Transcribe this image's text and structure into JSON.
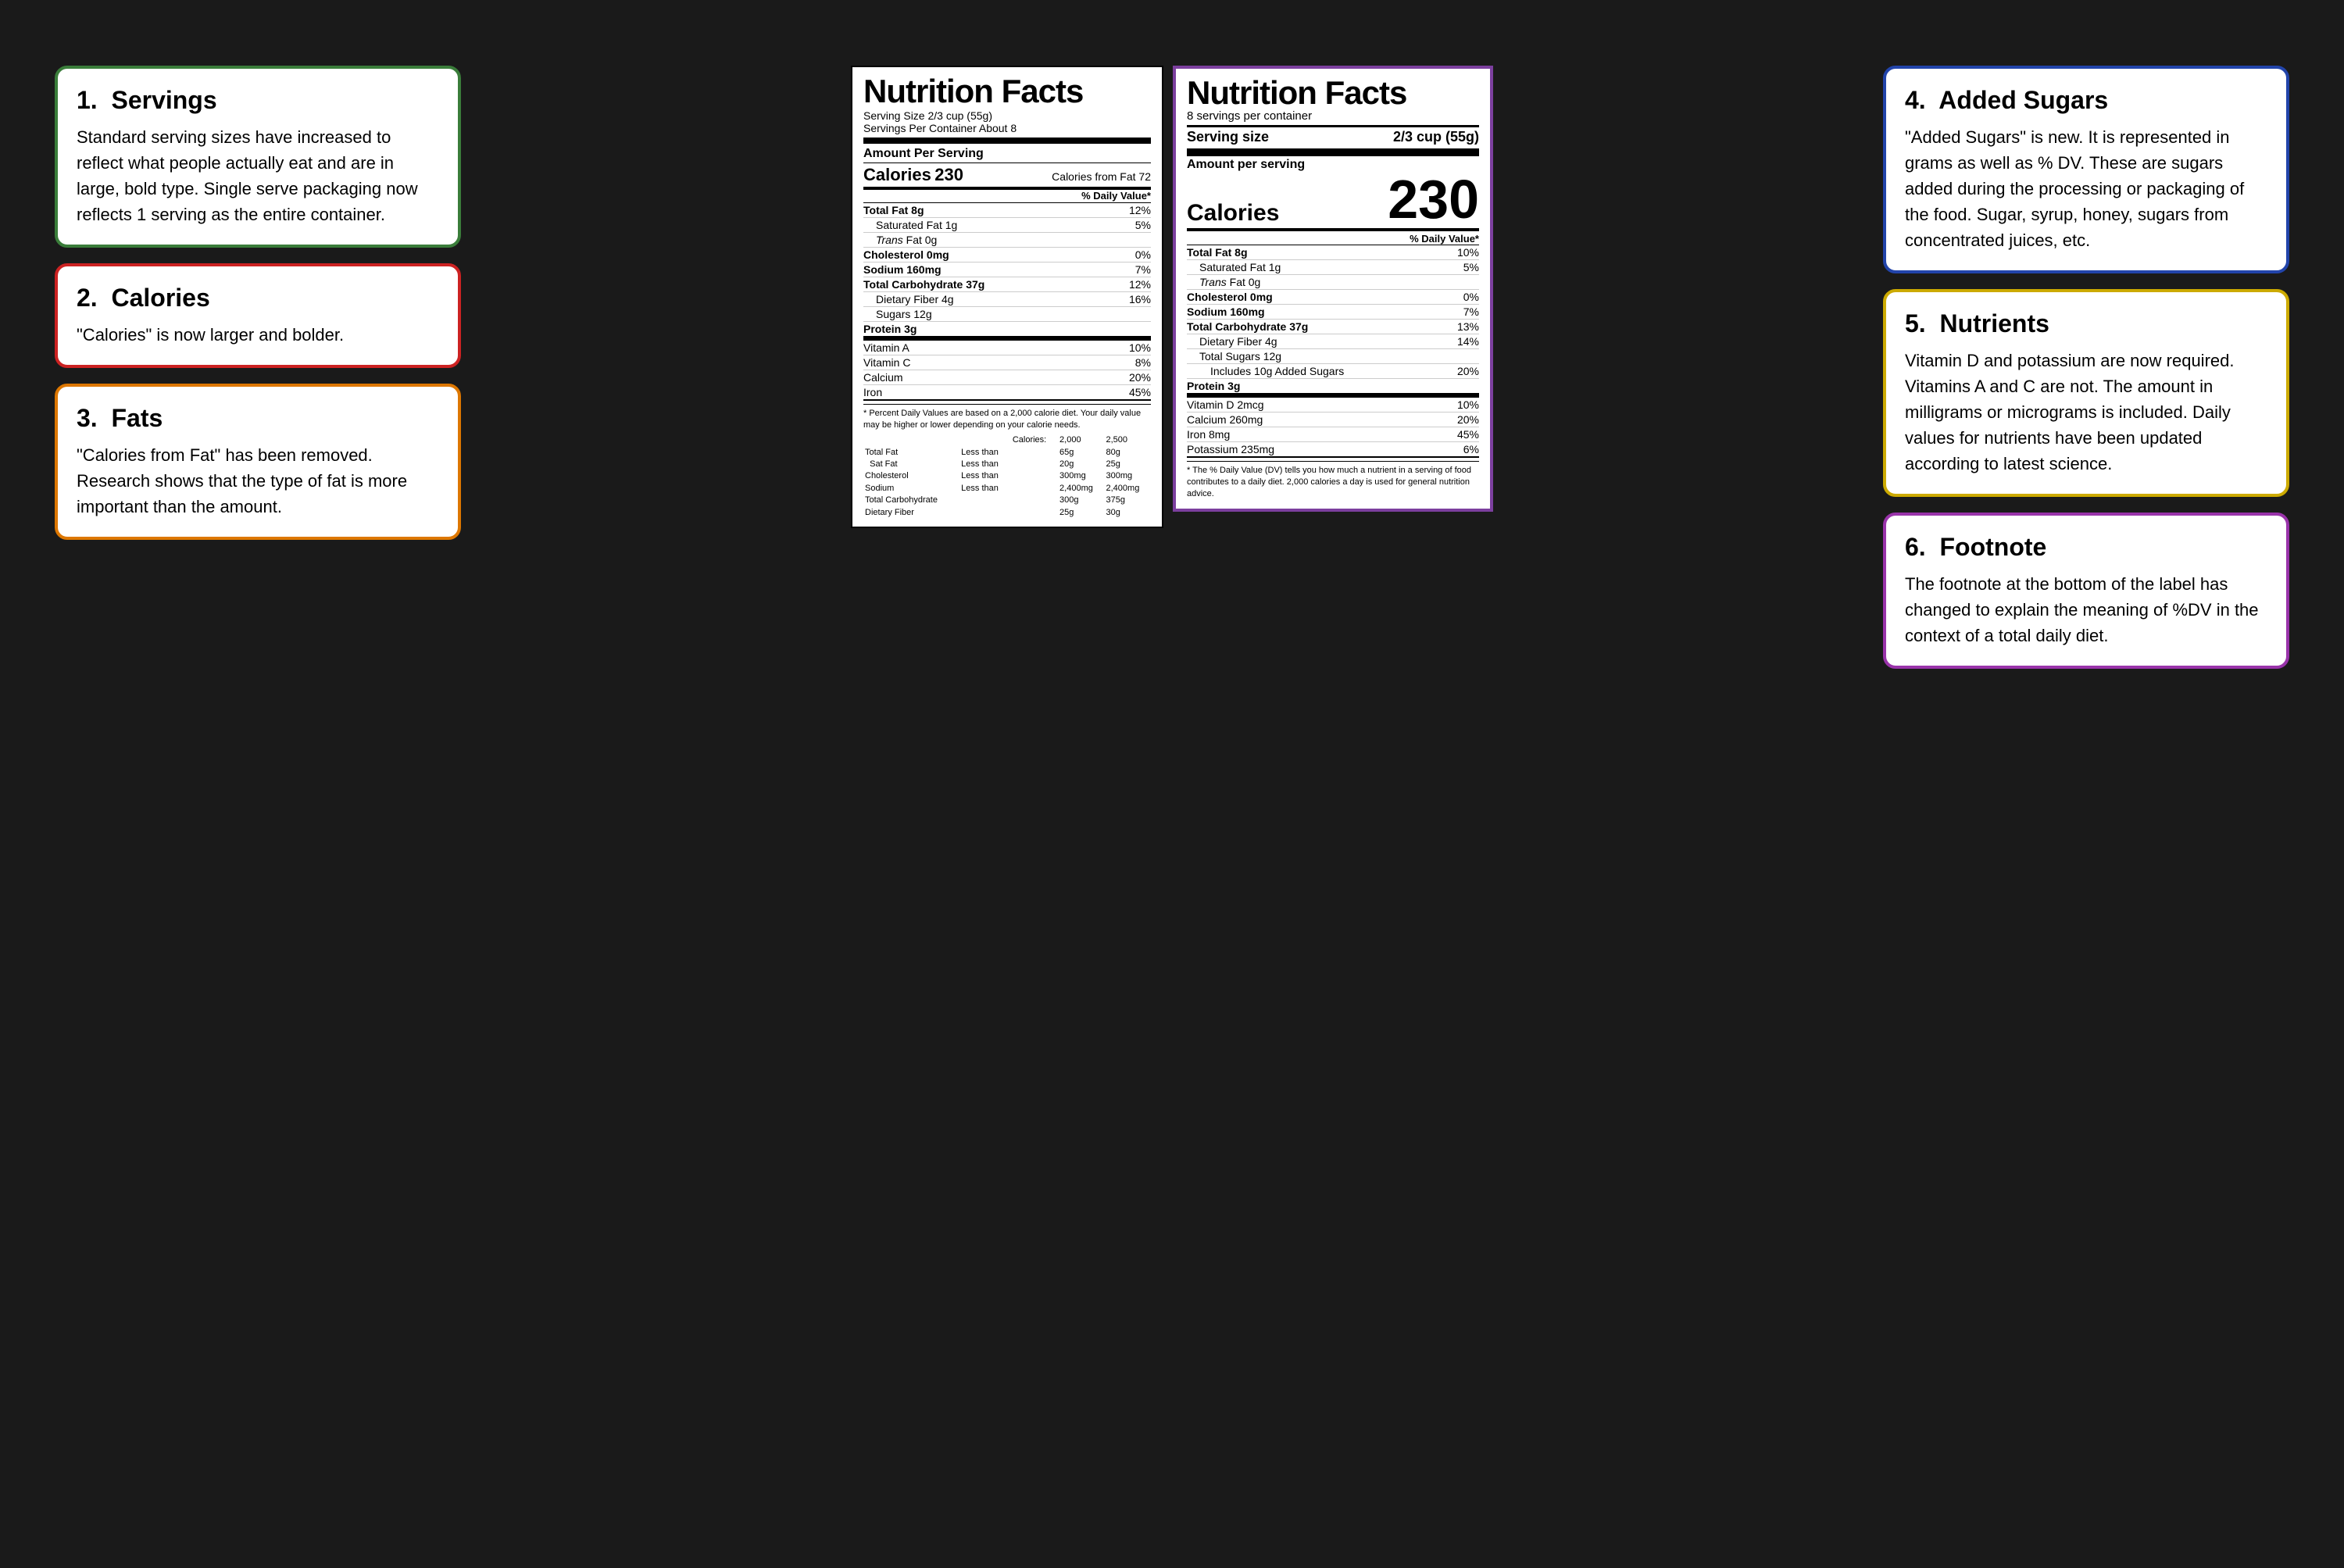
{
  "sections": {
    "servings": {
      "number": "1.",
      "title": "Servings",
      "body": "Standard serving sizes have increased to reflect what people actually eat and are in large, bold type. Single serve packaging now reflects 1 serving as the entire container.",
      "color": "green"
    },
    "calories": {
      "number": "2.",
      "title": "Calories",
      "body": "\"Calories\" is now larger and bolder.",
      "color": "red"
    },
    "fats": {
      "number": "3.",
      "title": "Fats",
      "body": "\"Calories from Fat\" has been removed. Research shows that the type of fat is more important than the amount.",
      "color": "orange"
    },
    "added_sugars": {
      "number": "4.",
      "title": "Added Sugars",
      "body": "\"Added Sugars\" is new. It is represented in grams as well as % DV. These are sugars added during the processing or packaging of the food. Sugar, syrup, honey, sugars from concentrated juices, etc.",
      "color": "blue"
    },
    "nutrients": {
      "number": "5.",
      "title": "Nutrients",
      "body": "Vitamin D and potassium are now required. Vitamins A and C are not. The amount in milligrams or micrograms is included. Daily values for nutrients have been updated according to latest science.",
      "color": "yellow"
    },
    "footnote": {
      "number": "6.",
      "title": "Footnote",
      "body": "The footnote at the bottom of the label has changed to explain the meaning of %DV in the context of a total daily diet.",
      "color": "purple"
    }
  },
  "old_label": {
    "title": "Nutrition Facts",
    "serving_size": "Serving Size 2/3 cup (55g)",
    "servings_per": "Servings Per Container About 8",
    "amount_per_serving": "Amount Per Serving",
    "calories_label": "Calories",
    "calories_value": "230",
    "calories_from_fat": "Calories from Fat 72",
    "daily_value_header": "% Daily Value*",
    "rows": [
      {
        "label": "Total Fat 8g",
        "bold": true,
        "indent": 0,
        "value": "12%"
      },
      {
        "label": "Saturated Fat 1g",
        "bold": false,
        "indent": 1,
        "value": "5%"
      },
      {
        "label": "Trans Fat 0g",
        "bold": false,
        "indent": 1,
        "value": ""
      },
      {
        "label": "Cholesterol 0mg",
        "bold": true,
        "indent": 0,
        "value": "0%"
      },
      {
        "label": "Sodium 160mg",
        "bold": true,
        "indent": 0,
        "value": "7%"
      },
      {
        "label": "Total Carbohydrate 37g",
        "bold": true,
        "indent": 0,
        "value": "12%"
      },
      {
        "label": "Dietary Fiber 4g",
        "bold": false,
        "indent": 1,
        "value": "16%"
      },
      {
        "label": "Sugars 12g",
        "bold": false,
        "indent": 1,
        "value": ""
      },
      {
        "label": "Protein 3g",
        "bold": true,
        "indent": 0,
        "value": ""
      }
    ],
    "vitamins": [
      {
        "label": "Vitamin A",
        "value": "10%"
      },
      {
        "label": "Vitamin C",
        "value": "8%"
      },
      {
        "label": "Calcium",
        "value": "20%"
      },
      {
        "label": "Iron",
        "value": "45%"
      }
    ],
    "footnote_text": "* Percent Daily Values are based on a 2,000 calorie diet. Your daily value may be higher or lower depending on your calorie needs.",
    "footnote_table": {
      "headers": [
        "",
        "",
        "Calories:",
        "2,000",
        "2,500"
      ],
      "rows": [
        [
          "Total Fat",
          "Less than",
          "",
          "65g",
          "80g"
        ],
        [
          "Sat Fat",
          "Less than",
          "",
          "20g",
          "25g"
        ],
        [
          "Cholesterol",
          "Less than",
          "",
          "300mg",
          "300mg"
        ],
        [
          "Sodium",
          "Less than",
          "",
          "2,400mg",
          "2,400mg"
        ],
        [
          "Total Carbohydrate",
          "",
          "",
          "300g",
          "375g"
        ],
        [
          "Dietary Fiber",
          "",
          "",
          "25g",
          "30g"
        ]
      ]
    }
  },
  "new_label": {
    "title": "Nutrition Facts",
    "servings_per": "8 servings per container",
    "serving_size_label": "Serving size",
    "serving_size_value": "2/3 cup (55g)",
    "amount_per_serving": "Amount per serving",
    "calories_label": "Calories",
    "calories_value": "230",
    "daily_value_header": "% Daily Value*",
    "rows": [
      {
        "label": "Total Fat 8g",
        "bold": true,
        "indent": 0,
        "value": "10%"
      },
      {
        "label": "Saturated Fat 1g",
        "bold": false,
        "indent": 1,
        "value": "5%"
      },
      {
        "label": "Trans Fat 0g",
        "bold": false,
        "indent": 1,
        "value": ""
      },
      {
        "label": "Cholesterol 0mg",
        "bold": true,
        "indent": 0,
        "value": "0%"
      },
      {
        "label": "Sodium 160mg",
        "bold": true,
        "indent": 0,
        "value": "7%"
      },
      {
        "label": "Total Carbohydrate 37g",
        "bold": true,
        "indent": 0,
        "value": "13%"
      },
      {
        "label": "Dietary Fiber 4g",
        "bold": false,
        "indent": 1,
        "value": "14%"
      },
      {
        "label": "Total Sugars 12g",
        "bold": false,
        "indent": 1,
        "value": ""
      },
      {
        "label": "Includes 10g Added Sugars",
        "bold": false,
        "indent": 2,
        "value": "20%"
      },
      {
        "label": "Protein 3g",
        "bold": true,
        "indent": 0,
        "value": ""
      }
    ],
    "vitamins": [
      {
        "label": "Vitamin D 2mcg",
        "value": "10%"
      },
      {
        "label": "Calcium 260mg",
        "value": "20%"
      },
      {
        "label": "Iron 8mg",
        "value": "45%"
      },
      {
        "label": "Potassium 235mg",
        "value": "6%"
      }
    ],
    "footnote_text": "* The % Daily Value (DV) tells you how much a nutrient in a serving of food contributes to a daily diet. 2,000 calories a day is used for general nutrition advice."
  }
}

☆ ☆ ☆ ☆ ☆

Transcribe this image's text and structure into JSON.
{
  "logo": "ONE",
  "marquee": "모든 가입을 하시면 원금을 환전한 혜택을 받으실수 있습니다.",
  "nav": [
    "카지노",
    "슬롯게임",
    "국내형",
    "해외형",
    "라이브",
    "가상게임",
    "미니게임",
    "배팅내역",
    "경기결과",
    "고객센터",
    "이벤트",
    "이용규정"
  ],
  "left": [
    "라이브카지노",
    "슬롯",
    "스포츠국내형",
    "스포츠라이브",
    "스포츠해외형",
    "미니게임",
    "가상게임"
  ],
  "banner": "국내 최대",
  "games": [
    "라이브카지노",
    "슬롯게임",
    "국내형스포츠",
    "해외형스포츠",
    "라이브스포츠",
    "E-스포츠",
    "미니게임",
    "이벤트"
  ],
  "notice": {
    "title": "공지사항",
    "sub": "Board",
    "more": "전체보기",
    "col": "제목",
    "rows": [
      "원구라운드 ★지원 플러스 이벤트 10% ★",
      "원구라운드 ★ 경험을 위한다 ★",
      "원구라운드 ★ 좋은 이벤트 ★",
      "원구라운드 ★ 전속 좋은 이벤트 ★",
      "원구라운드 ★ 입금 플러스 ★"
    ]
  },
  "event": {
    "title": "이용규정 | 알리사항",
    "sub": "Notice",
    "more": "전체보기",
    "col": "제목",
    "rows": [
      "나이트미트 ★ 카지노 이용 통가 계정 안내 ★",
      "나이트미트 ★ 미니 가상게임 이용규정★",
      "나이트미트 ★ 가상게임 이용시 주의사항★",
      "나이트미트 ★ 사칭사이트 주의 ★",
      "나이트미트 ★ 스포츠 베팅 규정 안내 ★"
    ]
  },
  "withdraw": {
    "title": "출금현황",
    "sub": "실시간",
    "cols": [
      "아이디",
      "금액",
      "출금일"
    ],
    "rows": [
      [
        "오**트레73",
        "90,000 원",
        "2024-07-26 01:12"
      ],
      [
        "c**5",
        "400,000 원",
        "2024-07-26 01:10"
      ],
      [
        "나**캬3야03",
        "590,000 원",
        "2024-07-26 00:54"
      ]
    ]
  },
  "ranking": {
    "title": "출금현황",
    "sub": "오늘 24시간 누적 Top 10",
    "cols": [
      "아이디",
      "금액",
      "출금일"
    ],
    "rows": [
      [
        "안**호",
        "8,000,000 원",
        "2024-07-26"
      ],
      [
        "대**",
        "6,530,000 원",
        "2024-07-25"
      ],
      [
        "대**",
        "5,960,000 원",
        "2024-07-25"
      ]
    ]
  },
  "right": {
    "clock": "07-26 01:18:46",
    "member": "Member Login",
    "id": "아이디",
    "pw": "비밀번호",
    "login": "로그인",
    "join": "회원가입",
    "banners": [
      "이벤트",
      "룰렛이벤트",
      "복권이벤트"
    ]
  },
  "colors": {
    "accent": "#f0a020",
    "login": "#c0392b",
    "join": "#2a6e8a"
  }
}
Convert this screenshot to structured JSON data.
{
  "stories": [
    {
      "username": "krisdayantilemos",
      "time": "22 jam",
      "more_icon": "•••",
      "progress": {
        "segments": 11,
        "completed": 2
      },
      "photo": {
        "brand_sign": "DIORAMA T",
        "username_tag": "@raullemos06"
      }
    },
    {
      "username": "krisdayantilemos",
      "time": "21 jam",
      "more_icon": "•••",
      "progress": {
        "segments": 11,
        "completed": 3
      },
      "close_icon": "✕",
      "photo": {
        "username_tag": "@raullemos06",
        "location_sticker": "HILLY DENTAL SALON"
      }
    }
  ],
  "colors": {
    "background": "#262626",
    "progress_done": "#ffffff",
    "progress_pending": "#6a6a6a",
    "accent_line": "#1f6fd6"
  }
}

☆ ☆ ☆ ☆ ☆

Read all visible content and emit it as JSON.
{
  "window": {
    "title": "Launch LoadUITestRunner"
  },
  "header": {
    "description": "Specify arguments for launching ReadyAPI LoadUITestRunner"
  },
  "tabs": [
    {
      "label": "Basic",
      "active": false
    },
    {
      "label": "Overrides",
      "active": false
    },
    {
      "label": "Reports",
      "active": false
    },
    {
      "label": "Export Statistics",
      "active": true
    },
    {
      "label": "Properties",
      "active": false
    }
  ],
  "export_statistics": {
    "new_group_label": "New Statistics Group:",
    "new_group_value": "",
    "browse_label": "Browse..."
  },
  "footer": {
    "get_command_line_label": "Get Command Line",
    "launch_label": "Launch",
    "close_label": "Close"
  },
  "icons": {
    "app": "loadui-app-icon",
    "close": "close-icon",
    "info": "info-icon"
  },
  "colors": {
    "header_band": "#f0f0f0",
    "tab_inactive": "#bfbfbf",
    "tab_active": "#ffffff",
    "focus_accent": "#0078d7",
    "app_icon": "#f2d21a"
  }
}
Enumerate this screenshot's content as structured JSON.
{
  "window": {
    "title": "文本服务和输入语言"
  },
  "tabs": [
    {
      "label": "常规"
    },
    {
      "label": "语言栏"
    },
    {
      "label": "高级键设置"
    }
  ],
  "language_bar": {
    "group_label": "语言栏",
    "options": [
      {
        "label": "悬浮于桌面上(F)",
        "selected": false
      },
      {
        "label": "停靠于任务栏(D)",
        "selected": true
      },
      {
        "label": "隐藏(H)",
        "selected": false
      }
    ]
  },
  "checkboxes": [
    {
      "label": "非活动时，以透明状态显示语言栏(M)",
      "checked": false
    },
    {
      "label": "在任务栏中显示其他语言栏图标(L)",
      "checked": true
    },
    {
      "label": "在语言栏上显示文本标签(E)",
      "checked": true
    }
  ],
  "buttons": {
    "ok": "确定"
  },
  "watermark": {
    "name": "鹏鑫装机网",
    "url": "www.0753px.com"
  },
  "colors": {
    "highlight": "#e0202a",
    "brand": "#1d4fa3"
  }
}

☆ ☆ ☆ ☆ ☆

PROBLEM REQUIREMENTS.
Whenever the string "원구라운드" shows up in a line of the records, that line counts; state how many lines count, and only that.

TASK ANSWER.
5